--- Work to complete ---
Please return every line from the entries that has the string "Quick" in it.

☆ ☆ ☆ ☆ ☆

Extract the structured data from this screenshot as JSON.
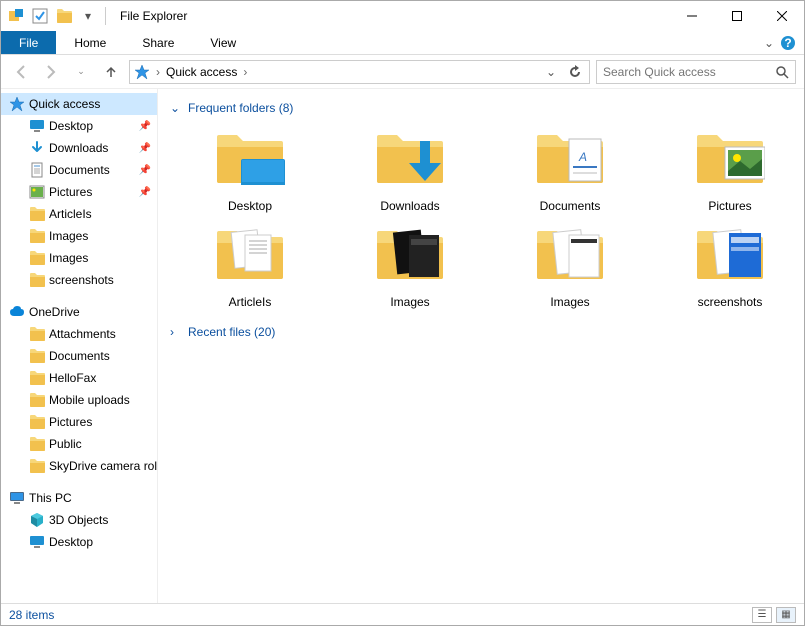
{
  "window": {
    "title": "File Explorer"
  },
  "ribbon": {
    "file": "File",
    "tabs": [
      "Home",
      "Share",
      "View"
    ]
  },
  "nav": {
    "crumb1": "Quick access",
    "search_placeholder": "Search Quick access"
  },
  "sidebar": {
    "quick_access": "Quick access",
    "qa_items": [
      {
        "label": "Desktop",
        "pinned": true,
        "icon": "desktop"
      },
      {
        "label": "Downloads",
        "pinned": true,
        "icon": "downloads"
      },
      {
        "label": "Documents",
        "pinned": true,
        "icon": "documents"
      },
      {
        "label": "Pictures",
        "pinned": true,
        "icon": "pictures"
      },
      {
        "label": "ArticleIs",
        "pinned": false,
        "icon": "folder"
      },
      {
        "label": "Images",
        "pinned": false,
        "icon": "folder"
      },
      {
        "label": "Images",
        "pinned": false,
        "icon": "folder"
      },
      {
        "label": "screenshots",
        "pinned": false,
        "icon": "folder"
      }
    ],
    "onedrive": "OneDrive",
    "od_items": [
      {
        "label": "Attachments"
      },
      {
        "label": "Documents"
      },
      {
        "label": "HelloFax"
      },
      {
        "label": "Mobile uploads"
      },
      {
        "label": "Pictures"
      },
      {
        "label": "Public"
      },
      {
        "label": "SkyDrive camera roll"
      }
    ],
    "thispc": "This PC",
    "pc_items": [
      {
        "label": "3D Objects",
        "icon": "3d"
      },
      {
        "label": "Desktop",
        "icon": "desktop"
      }
    ]
  },
  "content": {
    "frequent_header": "Frequent folders (8)",
    "recent_header": "Recent files (20)",
    "frequent": [
      {
        "label": "Desktop",
        "kind": "desktop"
      },
      {
        "label": "Downloads",
        "kind": "downloads"
      },
      {
        "label": "Documents",
        "kind": "documents"
      },
      {
        "label": "Pictures",
        "kind": "pictures"
      },
      {
        "label": "ArticleIs",
        "kind": "documents-preview"
      },
      {
        "label": "Images",
        "kind": "images-dark"
      },
      {
        "label": "Images",
        "kind": "images-light"
      },
      {
        "label": "screenshots",
        "kind": "screenshots"
      }
    ]
  },
  "status": {
    "text": "28 items"
  }
}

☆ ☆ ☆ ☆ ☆

--- Reply ---
    "crumb1": "Quick access",
    "search_placeholder": "Search Quick access"
    "quick_access": "Quick access",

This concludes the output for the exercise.